Luke is an avid weekend-warrior golfer from the East Coast who plays golf more than he cares to admit.
Ask any golfer and they will say that it is their pitching wedge that has gotten them out of the most strife on the golf course. The pitching wedge is a super versatile club that every golfer should have in their arsenal.
They provide the control and loft of more refined wedges as well as the drive and distance of 9-irons. Think of your pitching wedge as the bridge between your set of irons and your set of wedges – they can do no wrong.
One thing that is useful to know about not just your pitching wedge, but all of your different clubs, is the degree to which their face sits at.
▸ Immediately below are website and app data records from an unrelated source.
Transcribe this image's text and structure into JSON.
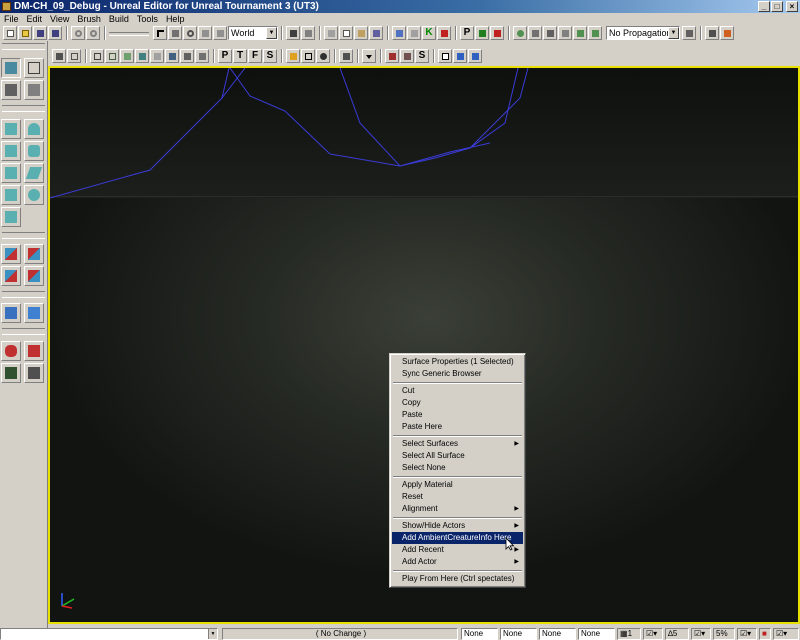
{
  "window": {
    "title": "DM-CH_09_Debug - Unreal Editor for Unreal Tournament 3 (UT3)"
  },
  "menubar": [
    "File",
    "Edit",
    "View",
    "Brush",
    "Build",
    "Tools",
    "Help"
  ],
  "toolbar": {
    "coord_system": "World",
    "propagation": "No Propagation",
    "view_letters": [
      "P",
      "T",
      "F",
      "S"
    ],
    "extra_letters": [
      "K",
      "P",
      "S"
    ]
  },
  "context_menu": {
    "items": [
      {
        "label": "Surface Properties (1 Selected)"
      },
      {
        "label": "Sync Generic Browser"
      },
      {
        "sep": true
      },
      {
        "label": "Cut"
      },
      {
        "label": "Copy"
      },
      {
        "label": "Paste"
      },
      {
        "label": "Paste Here"
      },
      {
        "sep": true
      },
      {
        "label": "Select Surfaces",
        "submenu": true
      },
      {
        "label": "Select All Surface"
      },
      {
        "label": "Select None"
      },
      {
        "sep": true
      },
      {
        "label": "Apply Material"
      },
      {
        "label": "Reset"
      },
      {
        "label": "Alignment",
        "submenu": true
      },
      {
        "sep": true
      },
      {
        "label": "Show/Hide Actors",
        "submenu": true
      },
      {
        "label": "Add AmbientCreatureInfo Here",
        "highlighted": true
      },
      {
        "label": "Add Recent",
        "submenu": true
      },
      {
        "label": "Add Actor",
        "submenu": true
      },
      {
        "sep": true
      },
      {
        "label": "Play From Here (Ctrl spectates)"
      }
    ]
  },
  "statusbar": {
    "status": "( No Change )",
    "fields": [
      "None",
      "None",
      "None",
      "None"
    ],
    "grid": "1",
    "rotation_snap": "5",
    "scale_snap": "5%"
  },
  "colors": {
    "viewport_border": "#e8e000",
    "wire": "#3b3bd8",
    "highlight": "#0a246a"
  }
}
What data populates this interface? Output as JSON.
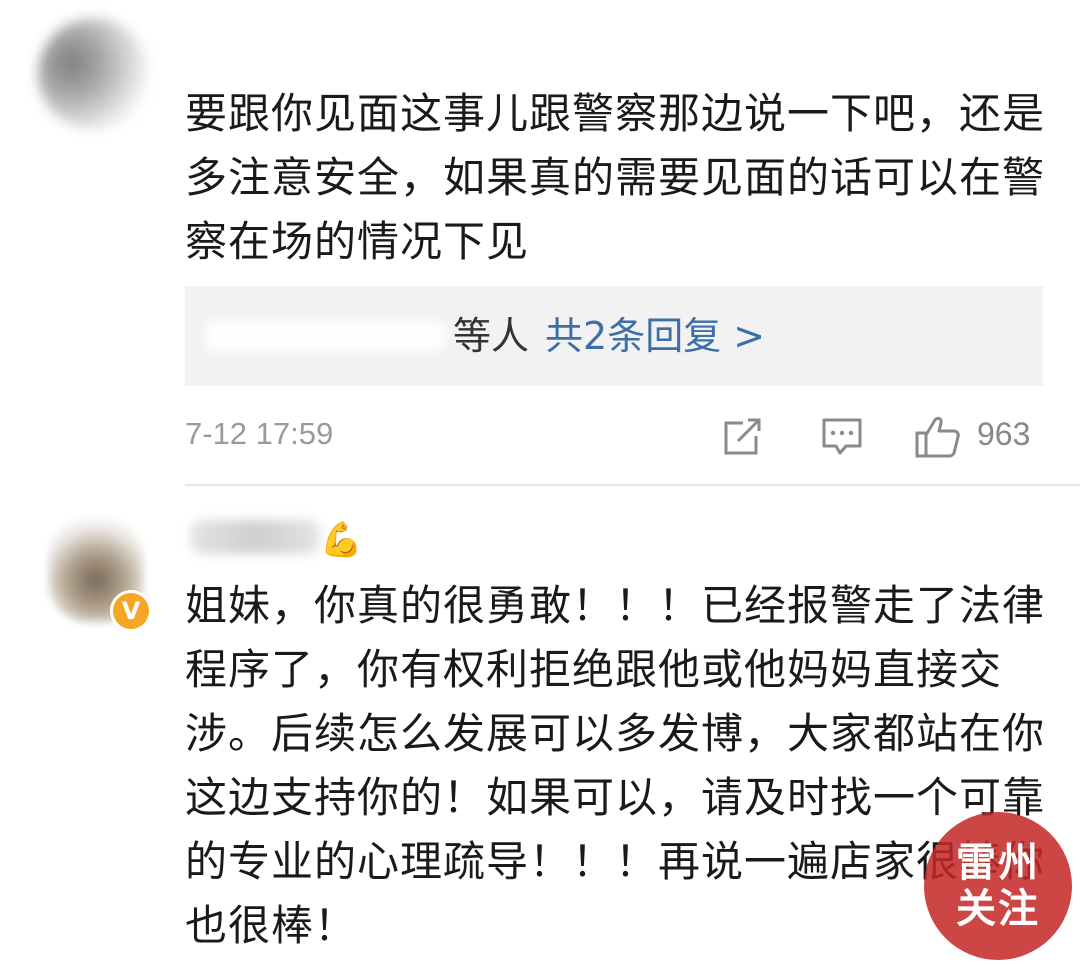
{
  "comments": [
    {
      "username": "",
      "text": "要跟你见面这事儿跟警察那边说一下吧，还是多注意安全，如果真的需要见面的话可以在警察在场的情况下见",
      "replies": {
        "others_label": "等人",
        "count_label": "共2条回复 >"
      },
      "timestamp": "7-12 17:59",
      "actions": {
        "share_icon": "share-icon",
        "comment_icon": "comment-icon",
        "like_icon": "thumbs-up-icon",
        "like_count": "963"
      }
    },
    {
      "username": "",
      "verified_badge": "V",
      "verified_color": "#f5a623",
      "name_emoji": "💪",
      "text": "姐妹，你真的很勇敢！！！已经报警走了法律程序了，你有权利拒绝跟他或他妈妈直接交涉。后续怎么发展可以多发博，大家都站在你这边支持你的！如果可以，请及时找一个可靠的专业的心理疏导！！！再说一遍店家很棒你也很棒！"
    }
  ],
  "watermark": {
    "line1": "雷州",
    "line2": "关注",
    "color": "#c42828"
  },
  "colors": {
    "link": "#3d6ea8",
    "meta": "#9a9a9a",
    "reply_bg": "#f2f2f2"
  }
}
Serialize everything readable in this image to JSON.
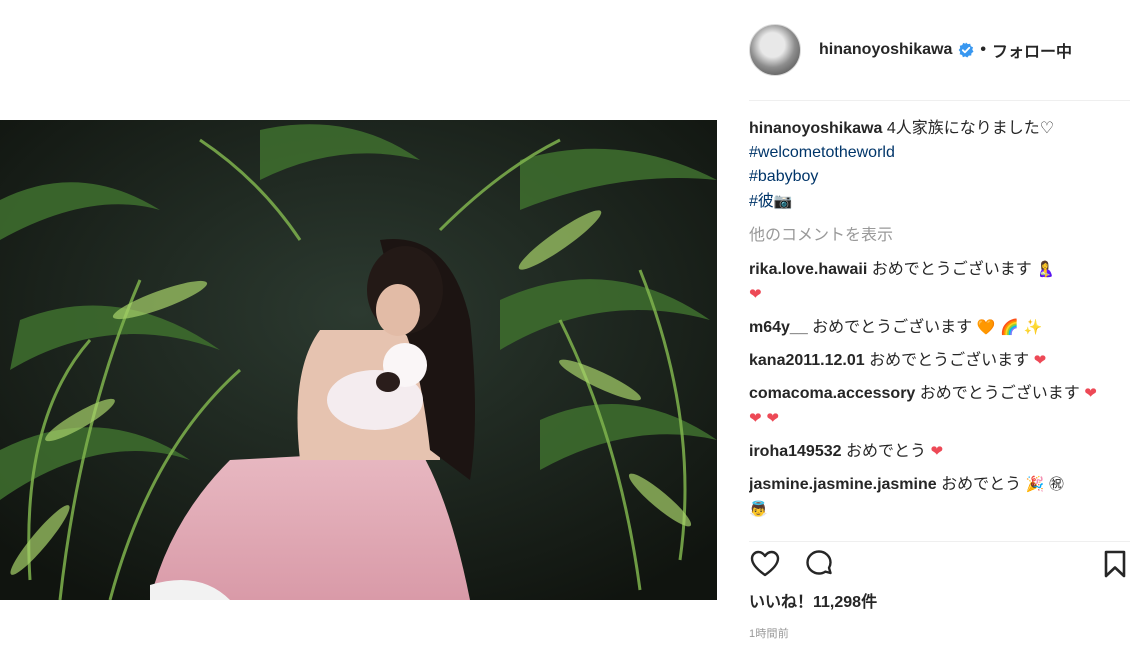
{
  "header": {
    "username": "hinanoyoshikawa",
    "separator": "•",
    "follow_label": "フォロー中"
  },
  "caption": {
    "username": "hinanoyoshikawa",
    "text": "4人家族になりました♡",
    "hashtags": [
      "#welcometotheworld",
      "#babyboy",
      "#彼"
    ],
    "camera_emoji": "📷"
  },
  "load_more_label": "他のコメントを表示",
  "comments": [
    {
      "username": "rika.love.hawaii",
      "text": "おめでとうございます",
      "emoji": "🤱",
      "emoji2": "❤"
    },
    {
      "username": "m64y__",
      "text": "おめでとうございます",
      "emoji": "🧡 🌈 ✨"
    },
    {
      "username": "kana2011.12.01",
      "text": "おめでとうございます",
      "emoji": "❤"
    },
    {
      "username": "comacoma.accessory",
      "text": "おめでとうございます",
      "emoji": "❤ ❤ ❤"
    },
    {
      "username": "iroha149532",
      "text": "おめでとう",
      "emoji": "❤"
    },
    {
      "username": "jasmine.jasmine.jasmine",
      "text": "おめでとう",
      "emoji": "🎉 ㊗",
      "emoji2": "👼"
    }
  ],
  "likes": {
    "label": "いいね！",
    "count": "11,298件"
  },
  "timestamp": "1時間前",
  "icons": {
    "like": "heart-outline-icon",
    "comment": "speech-bubble-icon",
    "save": "bookmark-icon",
    "verified": "verified-badge-icon"
  },
  "colors": {
    "verified": "#3897f0",
    "hashtag": "#003569",
    "muted": "#999999",
    "heart": "#ed4956"
  }
}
Learning the degree of your pitching wedge will help you to understand it better, and, subsequently, make you a better golfer. We hope you’re ready to get informed on all things pitching, and all things wedges.
What Is A Pitching Wedge?
Although it is named as such, most iron sets come with a pitching wedge as standard. This is because they are often used for similar shots to a 9-iron, where gaining distance to the green is still necessary.
They are a very good club for doing chip shots around the green and hitting long approach shots. If you get good at using a pitching wedge, they can also be a handy club for hitting pitch shots at close range.
This versatility can be put down to its shaft length, loft, as well as the golfing level of the golfer who is using one.
Gripping further down a pitching wedge’s shaft than its grip when taking a short shot will ensure you good control of the club. It will also minimize your chances of hitting further than you intended.
What Is A Pitching Wedge’s Degree?
In golf, the degree at which a club face sits is known as the loft. If a golf club has more loft, that is the same as saying it has a higher degree.
In a standard golf set, the pitching wedge is the club with the most degree loft. Although the pitching wedge’s degree can vary depending on whether they are part of a set, or specialized, in general, they come with between 46 and 52 degrees of loft.
This really does depend on the manufacturer, so make sure you are in the know on each golf club’s degree loft before purchasing one.
This degree means they are great for hitting a shot with height. Height to say, travel over a ghastly bunker, a precarious pond, or particularly nasty ruff (grass).
However, this degree also ensures you the distance to travel over such obstacles (unlike the lob wedge). Think of your pitching wedge’s degree as the sweet spot between height and length, and this will put you in good golfing stead.
When To Use A Pitching Wedge?
As we previously mentioned, the pitching wedge is a super versatile club. It is the most wedge because it is the most versatile. The further you go down the wedge-collecting rabbit hole the more specialized each of your wedges will get.
The pitching wedge isn’t like that. It services almost all sections leading up to the green, and dare we say it, but no golf club set is complete without one.
You can use it for a wide variety of pitches, full shots, and chips. Quite often, the clubface of a pitching wedge comes with a little bounce.
This bounce allows the club to slide under the ball comfortably and get it moving through the air without a qualm about it (that’s the idea anyway).
You can use a pitching wedge down the fairway at close range. You can use it in the rough to get you out of no man’s land and back onto the fairway.
With a little practice, you can also use it to chip up onto the green at very close range, but this isn’t exactly what it is intended for.
They are particularly good at offering up the perfect combination of spin and distance, while also serving you plenty of control to keep your game nice and tight.
On account of their spin, experts have even been known to use a pitching wedge for difficult lies around the green.
What Other Clubs Offer High Loft?
As you are probably aware, the pitching wedge isn’t the only golf club that offers high loft. Even the 9-iron and the 8-iron have, what is considered in the sport, a high loft.
Any club that sends a ball up into the air in an arching line is considered a club with a high loft.
On the wedge side of the equation, you have the sand wedge, the lob wedge, and the gap wedge which all offer a good deal of loft to send that ball flying high.
However, and just like the pitching wedge, these short-game wedges don’t come with a standard degree loft.
It really does depend on who is making them, as every manufacturer has their own take on what is the perfect loft for a particular style of a golf club.
Talking to your local pro shop about your game is paramount to finding a set of clubs that feels like a little bit of you. There is little point in spending thousands on a premium golf club set that is not designed for your level of golf.
The age-old tried and tested saying “less is more” is very relatable to golf – sometimes simplifying your golf clubs to just a handful will improve your game tenfold.
However, if there’s one club that should always be in the arsenal, it’s the pitching wedge.
The pitching wedge is a super versatile golf club that is called on by pro and amateur golfers alike for getting them out of strife.
With knowledge comes power, and now that you are up to speed on pitching wedge degrees, we hope very much that you can put it into practice across all corners of the golf course (well that’s the idea anyway).